> YOUR OBJECTIVE
Pictures are to be dropped. Everything else in the listing gets copied exactly.
** Opening MATERIAL FOR THE TASK block **
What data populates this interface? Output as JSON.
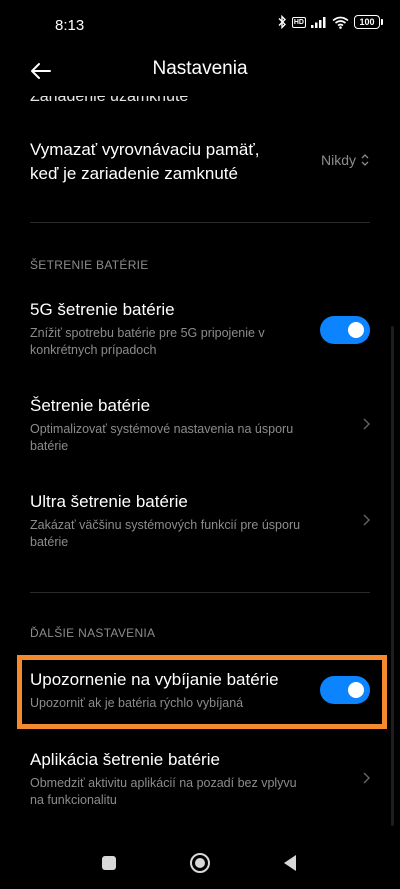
{
  "status": {
    "time": "8:13",
    "battery": "100"
  },
  "header": {
    "title": "Nastavenia"
  },
  "cut_item": {
    "title": "Zariadenie uzamknuté"
  },
  "clear_cache": {
    "title_line1": "Vymazať vyrovnávaciu pamäť,",
    "title_line2": "keď je zariadenie zamknuté",
    "value": "Nikdy"
  },
  "battery_section": {
    "header": "ŠETRENIE BATÉRIE",
    "items": [
      {
        "title": "5G šetrenie batérie",
        "sub_line1": "Znížiť spotrebu batérie pre 5G pripojenie v",
        "sub_line2": "konkrétnych prípadoch",
        "toggle": true
      },
      {
        "title": "Šetrenie batérie",
        "sub_line1": "Optimalizovať systémové nastavenia na úsporu",
        "sub_line2": "batérie"
      },
      {
        "title": "Ultra šetrenie batérie",
        "sub_line1": "Zakázať väčšinu systémových funkcií pre úsporu",
        "sub_line2": "batérie"
      }
    ]
  },
  "more_section": {
    "header": "ĎALŠIE NASTAVENIA",
    "items": [
      {
        "title": "Upozornenie na vybíjanie batérie",
        "sub_line1": "Upozorniť ak je batéria rýchlo vybíjaná",
        "toggle": true
      },
      {
        "title": "Aplikácia šetrenie batérie",
        "sub_line1": "Obmedziť aktivitu aplikácií na pozadí bez vplyvu",
        "sub_line2": "na funkcionalitu"
      }
    ]
  },
  "colors": {
    "accent": "#0d84ff",
    "highlight": "#f5892e",
    "secondary_text": "#8c8c8c"
  }
}
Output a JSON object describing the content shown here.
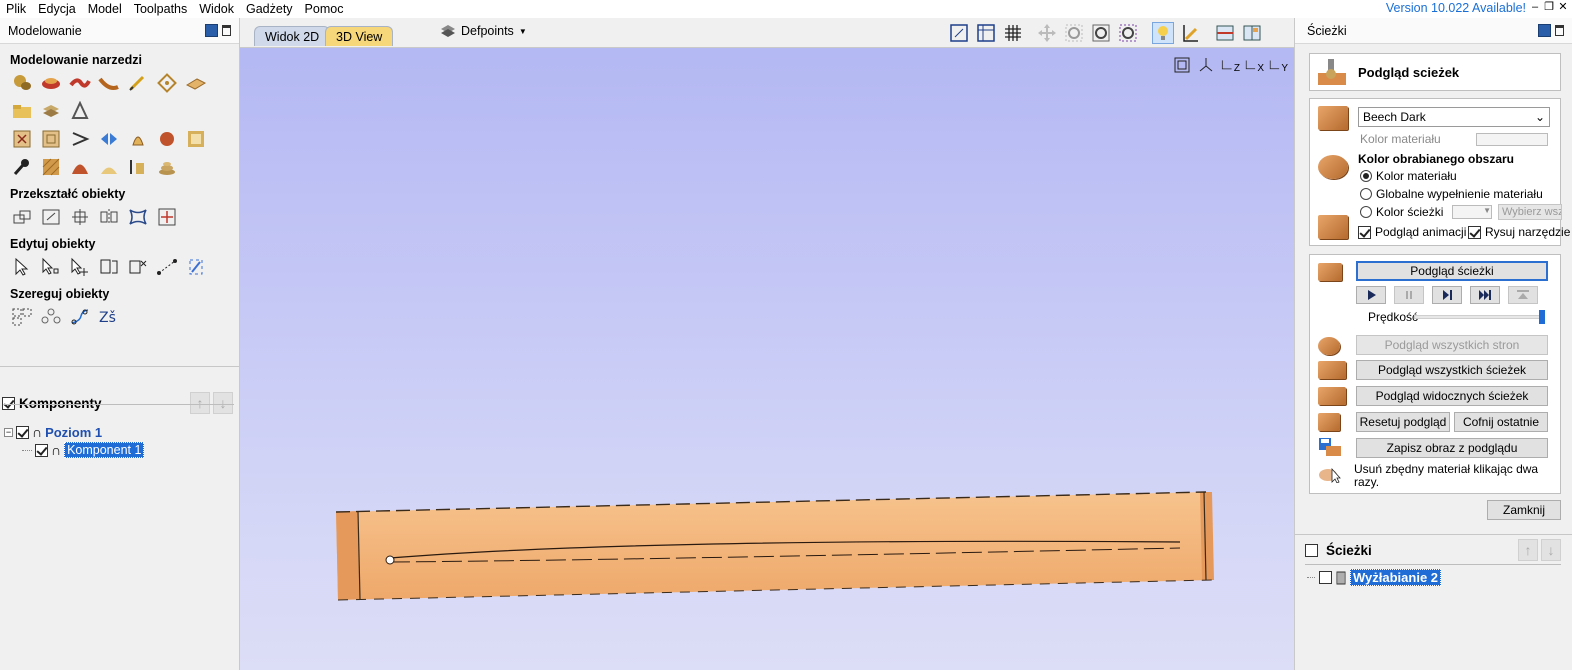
{
  "menubar": {
    "items": [
      "Plik",
      "Edycja",
      "Model",
      "Toolpaths",
      "Widok",
      "Gadżety",
      "Pomoc"
    ],
    "version": "Version 10.022 Available!"
  },
  "left_panel": {
    "title": "Modelowanie",
    "sections": {
      "modeling": "Modelowanie narzedzi",
      "transform": "Przekształć obiekty",
      "edit": "Edytuj obiekty",
      "arrange": "Szereguj obiekty"
    },
    "components": {
      "title": "Komponenty",
      "level": "Poziom 1",
      "item": "Komponent 1"
    }
  },
  "center": {
    "tabs": [
      "Widok 2D",
      "3D View"
    ],
    "layer_dropdown": "Defpoints",
    "axis_labels": [
      "Z",
      "X",
      "Y"
    ]
  },
  "right_panel": {
    "title": "Ścieżki",
    "preview_title": "Podgląd scieżek",
    "material": {
      "selected": "Beech Dark",
      "color_label": "Kolor materiału"
    },
    "machined_area": {
      "title": "Kolor obrabianego obszaru",
      "options": [
        "Kolor materiału",
        "Globalne wypełnienie materiału",
        "Kolor ścieżki"
      ],
      "select_all": "Wybierz wszy"
    },
    "checkboxes": {
      "animation": "Podgląd animacji",
      "draw_tool": "Rysuj narzędzie"
    },
    "buttons": {
      "preview_path": "Podgląd ścieżki",
      "speed": "Prędkość",
      "preview_all_sides": "Podgląd wszystkich stron",
      "preview_all_paths": "Podgląd wszystkich ścieżek",
      "preview_visible_paths": "Podgląd widocznych ścieżek",
      "reset_preview": "Resetuj podgląd",
      "undo_last": "Cofnij ostatnie",
      "save_image": "Zapisz obraz z podglądu",
      "remove_material_hint": "Usuń zbędny materiał klikając dwa razy.",
      "close": "Zamknij"
    },
    "toolpaths": {
      "title": "Ścieżki",
      "item": "Wyżłabianie 2"
    }
  },
  "colors": {
    "accent": "#1f6cd6",
    "tab_active": "#f6d77a",
    "viewport_top": "#b4b8f3",
    "wood": "#f4b27a"
  }
}
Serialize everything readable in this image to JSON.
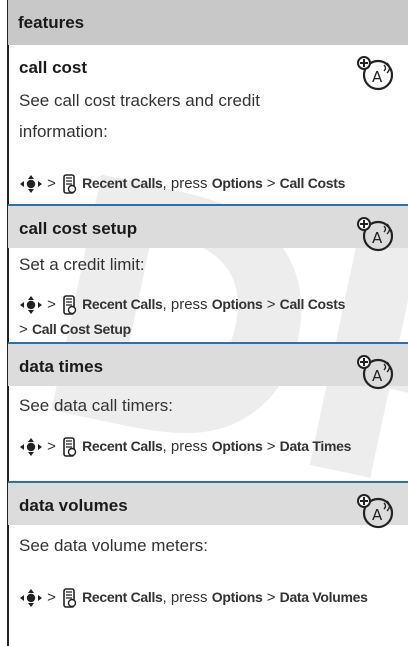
{
  "watermark": "DR",
  "header": {
    "title": "features"
  },
  "sections": [
    {
      "title": "call cost",
      "icon": "network-feature-icon",
      "description": "See call cost trackers and credit information:",
      "path": {
        "start": "Recent Calls",
        "mid": ", press ",
        "options": "Options",
        "target": "Call Costs",
        "extra": ""
      }
    },
    {
      "title": "call cost setup",
      "icon": "network-feature-icon",
      "description": "Set a credit limit:",
      "path": {
        "start": "Recent Calls",
        "mid": ", press ",
        "options": "Options",
        "target": "Call Costs",
        "extra": "Call Cost Setup"
      }
    },
    {
      "title": "data times",
      "icon": "network-feature-icon",
      "description": "See data call timers:",
      "path": {
        "start": "Recent Calls",
        "mid": ", press ",
        "options": "Options",
        "target": "Data Times",
        "extra": ""
      }
    },
    {
      "title": "data volumes",
      "icon": "network-feature-icon",
      "description": "See data volume meters:",
      "path": {
        "start": "Recent Calls",
        "mid": ", press ",
        "options": "Options",
        "target": "Data Volumes",
        "extra": ""
      }
    }
  ],
  "colors": {
    "header_bg": "#c8c8c8",
    "title_bg": "#dcdcdc",
    "separator": "#2f6fb0"
  }
}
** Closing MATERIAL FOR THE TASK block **
> TASK SOLUTION
What data populates this interface? Output as JSON.
{
  "status": {
    "time": "8:13",
    "battery": "100"
  },
  "header": {
    "title": "Nastavenia"
  },
  "cut_item": {
    "title": "Zariadenie uzamknuté"
  },
  "clear_cache": {
    "title_line1": "Vymazať vyrovnávaciu pamäť,",
    "title_line2": "keď je zariadenie zamknuté",
    "value": "Nikdy"
  },
  "battery_section": {
    "header": "ŠETRENIE BATÉRIE",
    "items": [
      {
        "title": "5G šetrenie batérie",
        "sub_line1": "Znížiť spotrebu batérie pre 5G pripojenie v",
        "sub_line2": "konkrétnych prípadoch",
        "toggle": true
      },
      {
        "title": "Šetrenie batérie",
        "sub_line1": "Optimalizovať systémové nastavenia na úsporu",
        "sub_line2": "batérie"
      },
      {
        "title": "Ultra šetrenie batérie",
        "sub_line1": "Zakázať väčšinu systémových funkcií pre úsporu",
        "sub_line2": "batérie"
      }
    ]
  },
  "more_section": {
    "header": "ĎALŠIE NASTAVENIA",
    "items": [
      {
        "title": "Upozornenie na vybíjanie batérie",
        "sub_line1": "Upozorniť ak je batéria rýchlo vybíjaná",
        "toggle": true
      },
      {
        "title": "Aplikácia šetrenie batérie",
        "sub_line1": "Obmedziť aktivitu aplikácií na pozadí bez vplyvu",
        "sub_line2": "na funkcionalitu"
      }
    ]
  },
  "colors": {
    "accent": "#0d84ff",
    "highlight": "#f5892e",
    "secondary_text": "#8c8c8c"
  }
}
Output a JSON object describing the content shown here.
{
  "menubar": {
    "items": [
      "Plik",
      "Edycja",
      "Model",
      "Toolpaths",
      "Widok",
      "Gadżety",
      "Pomoc"
    ],
    "version": "Version 10.022 Available!"
  },
  "left_panel": {
    "title": "Modelowanie",
    "sections": {
      "modeling": "Modelowanie narzedzi",
      "transform": "Przekształć obiekty",
      "edit": "Edytuj obiekty",
      "arrange": "Szereguj obiekty"
    },
    "components": {
      "title": "Komponenty",
      "level": "Poziom 1",
      "item": "Komponent 1"
    }
  },
  "center": {
    "tabs": [
      "Widok 2D",
      "3D View"
    ],
    "layer_dropdown": "Defpoints",
    "axis_labels": [
      "Z",
      "X",
      "Y"
    ]
  },
  "right_panel": {
    "title": "Ścieżki",
    "preview_title": "Podgląd scieżek",
    "material": {
      "selected": "Beech Dark",
      "color_label": "Kolor materiału"
    },
    "machined_area": {
      "title": "Kolor obrabianego obszaru",
      "options": [
        "Kolor materiału",
        "Globalne wypełnienie materiału",
        "Kolor ścieżki"
      ],
      "select_all": "Wybierz wszy"
    },
    "checkboxes": {
      "animation": "Podgląd animacji",
      "draw_tool": "Rysuj narzędzie"
    },
    "buttons": {
      "preview_path": "Podgląd ścieżki",
      "speed": "Prędkość",
      "preview_all_sides": "Podgląd wszystkich stron",
      "preview_all_paths": "Podgląd wszystkich ścieżek",
      "preview_visible_paths": "Podgląd widocznych ścieżek",
      "reset_preview": "Resetuj podgląd",
      "undo_last": "Cofnij ostatnie",
      "save_image": "Zapisz obraz z podglądu",
      "remove_material_hint": "Usuń zbędny materiał klikając dwa razy.",
      "close": "Zamknij"
    },
    "toolpaths": {
      "title": "Ścieżki",
      "item": "Wyżłabianie 2"
    }
  },
  "colors": {
    "accent": "#1f6cd6",
    "tab_active": "#f6d77a",
    "viewport_top": "#b4b8f3",
    "wood": "#f4b27a"
  }
}
Serialize everything readable in this image to JSON.
{
  "watermark": "DR",
  "header": {
    "title": "features"
  },
  "sections": [
    {
      "title": "call cost",
      "icon": "network-feature-icon",
      "description": "See call cost trackers and credit information:",
      "path": {
        "start": "Recent Calls",
        "mid": ", press ",
        "options": "Options",
        "target": "Call Costs",
        "extra": ""
      }
    },
    {
      "title": "call cost setup",
      "icon": "network-feature-icon",
      "description": "Set a credit limit:",
      "path": {
        "start": "Recent Calls",
        "mid": ", press ",
        "options": "Options",
        "target": "Call Costs",
        "extra": "Call Cost Setup"
      }
    },
    {
      "title": "data times",
      "icon": "network-feature-icon",
      "description": "See data call timers:",
      "path": {
        "start": "Recent Calls",
        "mid": ", press ",
        "options": "Options",
        "target": "Data Times",
        "extra": ""
      }
    },
    {
      "title": "data volumes",
      "icon": "network-feature-icon",
      "description": "See data volume meters:",
      "path": {
        "start": "Recent Calls",
        "mid": ", press ",
        "options": "Options",
        "target": "Data Volumes",
        "extra": ""
      }
    }
  ],
  "colors": {
    "header_bg": "#c8c8c8",
    "title_bg": "#dcdcdc",
    "separator": "#2f6fb0"
  }
}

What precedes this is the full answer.